[[ Raw data, beginning ]]

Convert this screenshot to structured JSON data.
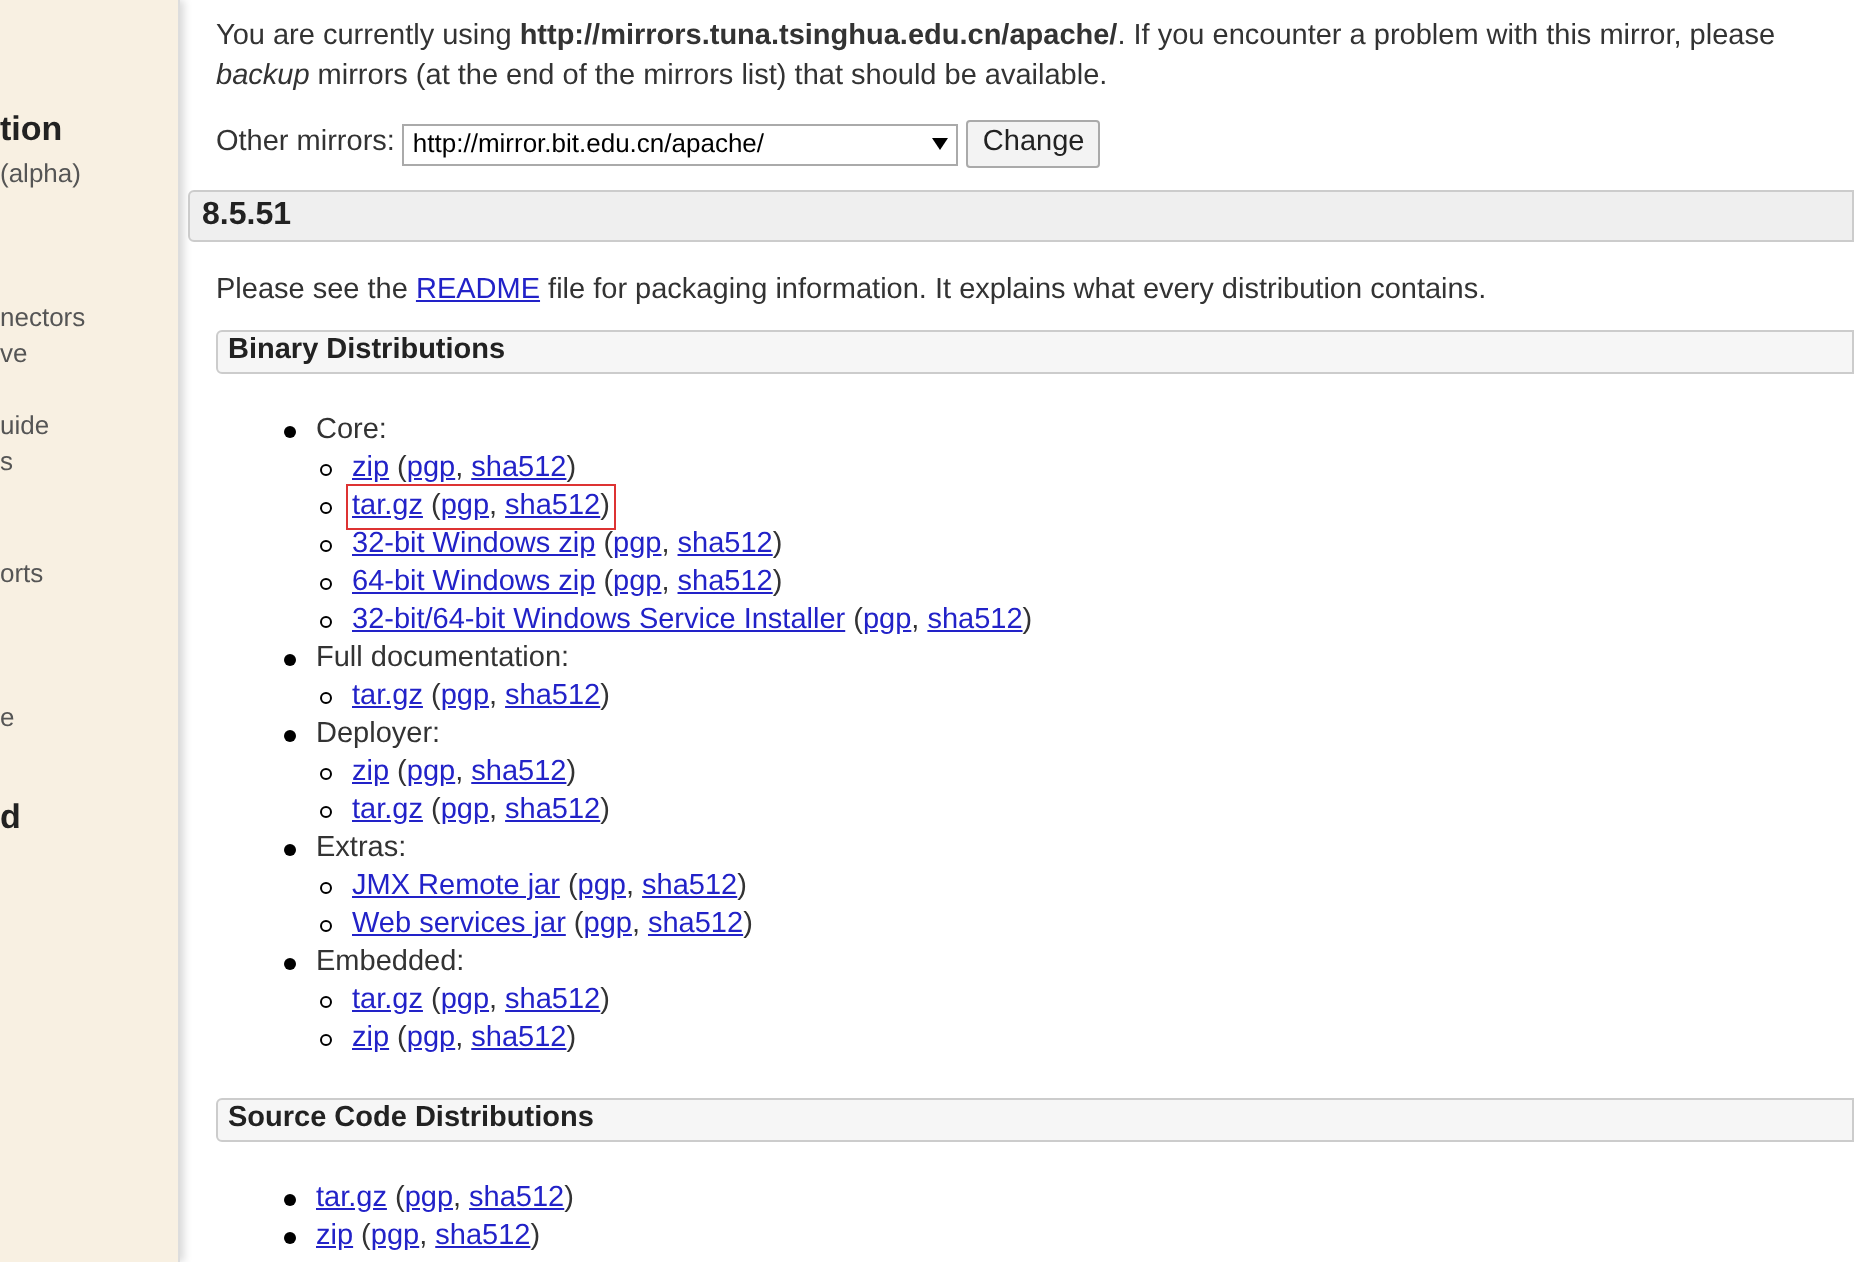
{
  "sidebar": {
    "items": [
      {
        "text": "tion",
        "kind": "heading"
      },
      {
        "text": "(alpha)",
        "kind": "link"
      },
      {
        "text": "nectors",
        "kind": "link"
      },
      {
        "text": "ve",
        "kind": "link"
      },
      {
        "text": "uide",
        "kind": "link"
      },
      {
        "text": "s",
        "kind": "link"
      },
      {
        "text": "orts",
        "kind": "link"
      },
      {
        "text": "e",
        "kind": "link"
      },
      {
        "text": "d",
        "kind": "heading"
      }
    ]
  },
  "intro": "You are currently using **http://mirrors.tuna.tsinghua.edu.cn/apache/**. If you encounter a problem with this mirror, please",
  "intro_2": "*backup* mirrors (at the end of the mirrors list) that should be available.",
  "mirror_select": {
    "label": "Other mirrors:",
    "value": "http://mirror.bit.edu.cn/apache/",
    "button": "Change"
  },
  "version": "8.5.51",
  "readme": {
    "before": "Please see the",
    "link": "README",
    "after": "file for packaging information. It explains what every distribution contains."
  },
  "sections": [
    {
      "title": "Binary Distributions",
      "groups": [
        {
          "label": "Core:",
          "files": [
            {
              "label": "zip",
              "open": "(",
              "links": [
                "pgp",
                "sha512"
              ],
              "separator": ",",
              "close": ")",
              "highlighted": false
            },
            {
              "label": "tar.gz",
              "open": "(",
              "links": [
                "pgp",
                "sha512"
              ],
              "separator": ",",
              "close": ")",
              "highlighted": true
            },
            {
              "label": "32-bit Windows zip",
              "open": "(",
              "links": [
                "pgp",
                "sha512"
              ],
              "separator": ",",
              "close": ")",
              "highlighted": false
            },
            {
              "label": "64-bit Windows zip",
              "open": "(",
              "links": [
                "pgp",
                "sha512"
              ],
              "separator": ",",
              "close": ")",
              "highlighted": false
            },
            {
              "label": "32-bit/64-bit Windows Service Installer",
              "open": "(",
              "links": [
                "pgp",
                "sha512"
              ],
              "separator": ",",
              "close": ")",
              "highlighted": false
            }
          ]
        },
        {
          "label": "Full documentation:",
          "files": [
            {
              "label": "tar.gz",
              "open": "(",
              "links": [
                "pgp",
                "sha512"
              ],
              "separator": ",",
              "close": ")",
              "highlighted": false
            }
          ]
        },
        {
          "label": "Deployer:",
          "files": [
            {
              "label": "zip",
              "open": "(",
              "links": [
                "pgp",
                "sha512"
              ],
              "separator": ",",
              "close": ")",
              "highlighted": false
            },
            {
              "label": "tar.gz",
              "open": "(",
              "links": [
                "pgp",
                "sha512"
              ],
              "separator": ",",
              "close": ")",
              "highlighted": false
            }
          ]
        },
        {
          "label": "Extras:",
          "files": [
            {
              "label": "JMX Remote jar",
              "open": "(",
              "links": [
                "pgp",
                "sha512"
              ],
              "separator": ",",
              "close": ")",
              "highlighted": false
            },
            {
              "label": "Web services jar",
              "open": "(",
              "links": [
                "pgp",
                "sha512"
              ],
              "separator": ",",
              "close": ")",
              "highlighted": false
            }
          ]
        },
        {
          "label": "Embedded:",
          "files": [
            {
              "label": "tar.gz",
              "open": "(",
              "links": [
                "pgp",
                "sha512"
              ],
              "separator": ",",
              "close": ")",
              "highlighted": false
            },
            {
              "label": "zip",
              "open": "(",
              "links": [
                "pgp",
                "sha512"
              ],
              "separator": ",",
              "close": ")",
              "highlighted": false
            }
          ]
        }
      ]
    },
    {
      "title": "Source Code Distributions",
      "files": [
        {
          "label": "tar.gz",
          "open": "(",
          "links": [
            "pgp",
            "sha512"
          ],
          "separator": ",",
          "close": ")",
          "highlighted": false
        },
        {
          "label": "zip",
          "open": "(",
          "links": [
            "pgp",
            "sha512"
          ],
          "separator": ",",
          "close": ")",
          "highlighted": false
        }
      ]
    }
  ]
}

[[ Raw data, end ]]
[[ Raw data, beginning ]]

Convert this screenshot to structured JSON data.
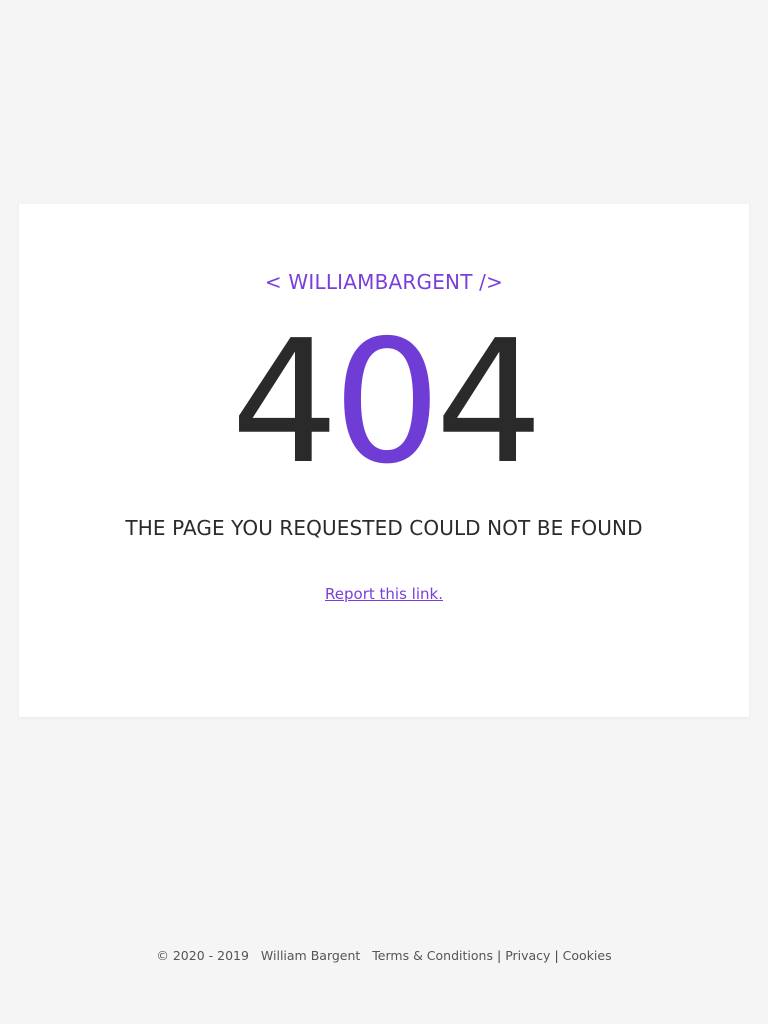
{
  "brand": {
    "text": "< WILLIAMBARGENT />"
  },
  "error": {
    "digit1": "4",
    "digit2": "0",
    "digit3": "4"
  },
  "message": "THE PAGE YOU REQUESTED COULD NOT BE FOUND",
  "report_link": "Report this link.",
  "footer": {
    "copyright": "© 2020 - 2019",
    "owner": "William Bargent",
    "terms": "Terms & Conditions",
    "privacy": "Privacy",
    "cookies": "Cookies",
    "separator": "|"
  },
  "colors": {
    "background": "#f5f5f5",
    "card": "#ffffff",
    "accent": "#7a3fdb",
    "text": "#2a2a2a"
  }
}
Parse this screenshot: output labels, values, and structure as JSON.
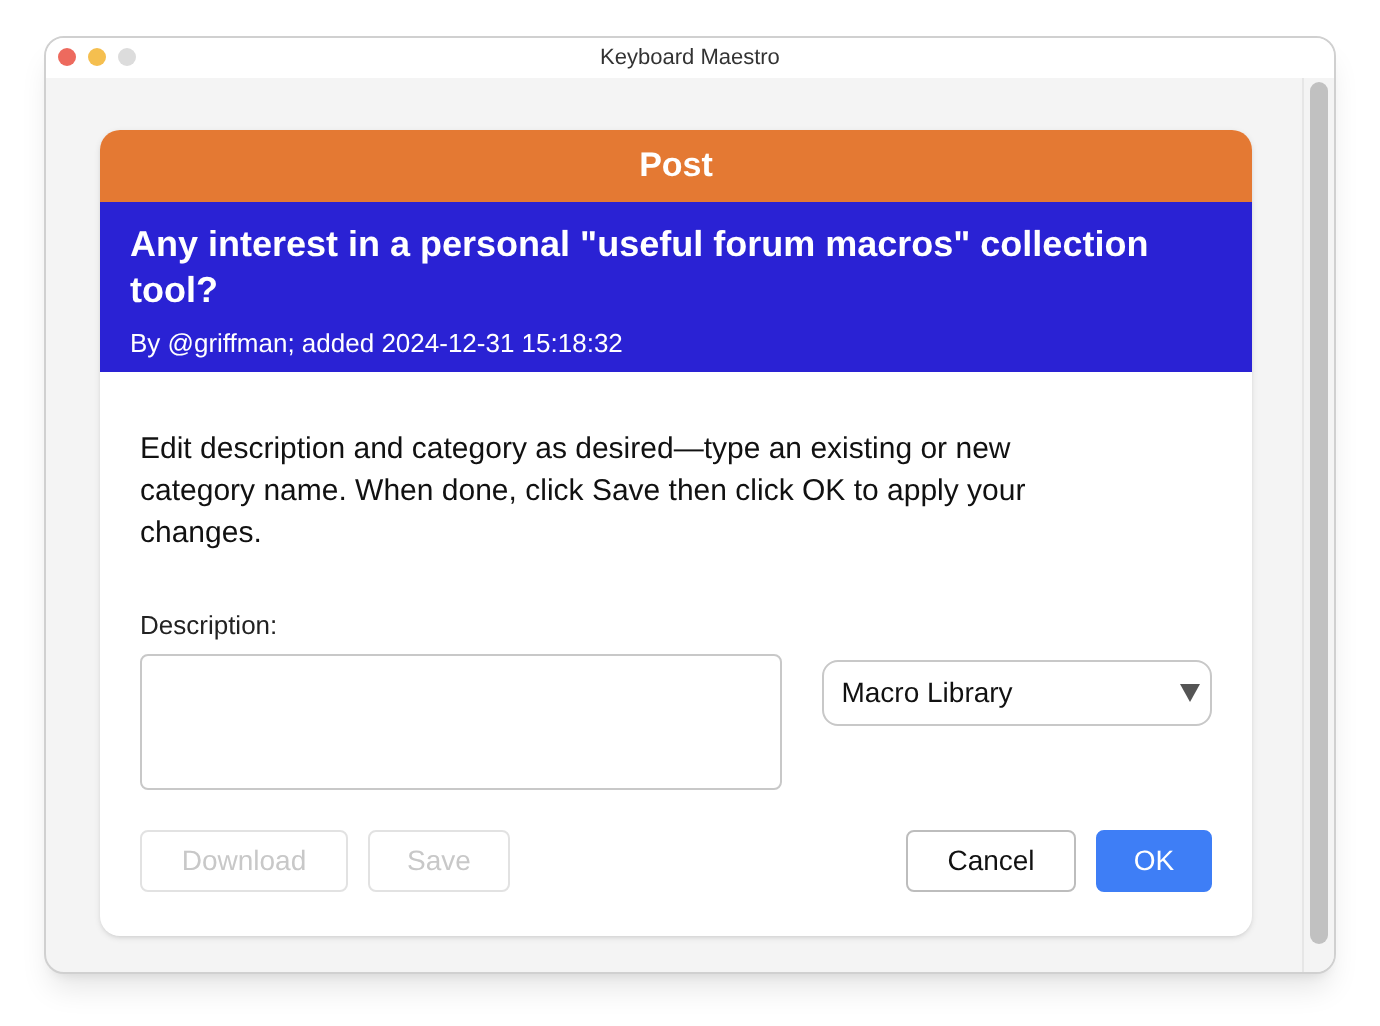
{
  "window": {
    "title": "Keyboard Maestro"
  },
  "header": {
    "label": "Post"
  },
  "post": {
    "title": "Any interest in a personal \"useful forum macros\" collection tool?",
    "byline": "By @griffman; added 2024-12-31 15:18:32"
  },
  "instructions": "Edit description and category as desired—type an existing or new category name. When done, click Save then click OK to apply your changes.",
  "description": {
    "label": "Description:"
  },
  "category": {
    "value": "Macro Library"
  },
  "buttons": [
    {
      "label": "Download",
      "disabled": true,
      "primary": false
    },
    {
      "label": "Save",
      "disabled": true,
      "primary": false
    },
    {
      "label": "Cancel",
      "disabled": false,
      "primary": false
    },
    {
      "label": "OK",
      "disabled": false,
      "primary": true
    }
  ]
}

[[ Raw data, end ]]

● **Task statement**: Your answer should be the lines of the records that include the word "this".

● **Result**:
Convert this screenshot to structured JSON data.
  "intro": "You are currently using **http://mirrors.tuna.tsinghua.edu.cn/apache/**. If you encounter a problem with this mirror, please",
Convert this screenshot to structured JSON data.
  "report_link": "Report this link.",
Parse this screenshot: output labels, values, and structure as JSON.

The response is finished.